● Assignment:
From the records below, take each line where the string "right" shows up and copy it.

□ □ □ □ □ □ □

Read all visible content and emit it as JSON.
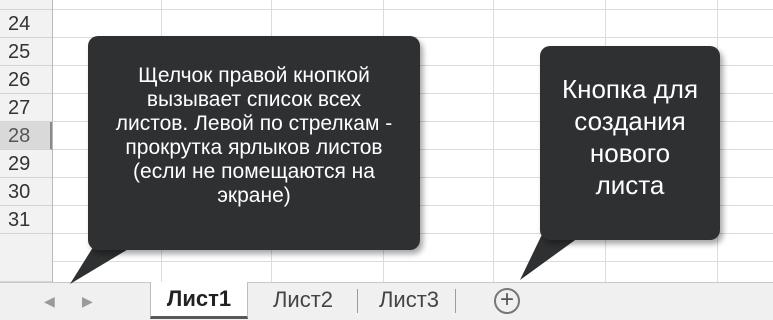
{
  "grid": {
    "row_headers": [
      {
        "label": "24",
        "active": false
      },
      {
        "label": "25",
        "active": false
      },
      {
        "label": "26",
        "active": false
      },
      {
        "label": "27",
        "active": false
      },
      {
        "label": "28",
        "active": true
      },
      {
        "label": "29",
        "active": false
      },
      {
        "label": "30",
        "active": false
      },
      {
        "label": "31",
        "active": false
      }
    ]
  },
  "tabs": {
    "nav_prev_icon": "triangle-left-icon",
    "nav_next_icon": "triangle-right-icon",
    "sheets": [
      {
        "label": "Лист1",
        "active": true
      },
      {
        "label": "Лист2",
        "active": false
      },
      {
        "label": "Лист3",
        "active": false
      }
    ],
    "add_sheet_icon": "plus-circle-icon",
    "add_sheet_glyph": "+"
  },
  "callouts": {
    "left": "Щелчок правой кнопкой\nвызывает список всех\nлистов. Левой по стрелкам -\nпрокрутка ярлыков листов\n(если не помещаются на\nэкране)",
    "right": "Кнопка для\nсоздания\nнового\nлиста"
  },
  "colors": {
    "callout_bg": "#2e3032",
    "callout_text": "#ffffff",
    "tabbar_bg": "#f0f0f0",
    "header_bg": "#f2f2f2"
  }
}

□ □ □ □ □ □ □

● Problem solution:
    "nav_next_icon": "triangle-right-icon",
    "right": "Кнопка для\nсоздания\nнового\nлиста"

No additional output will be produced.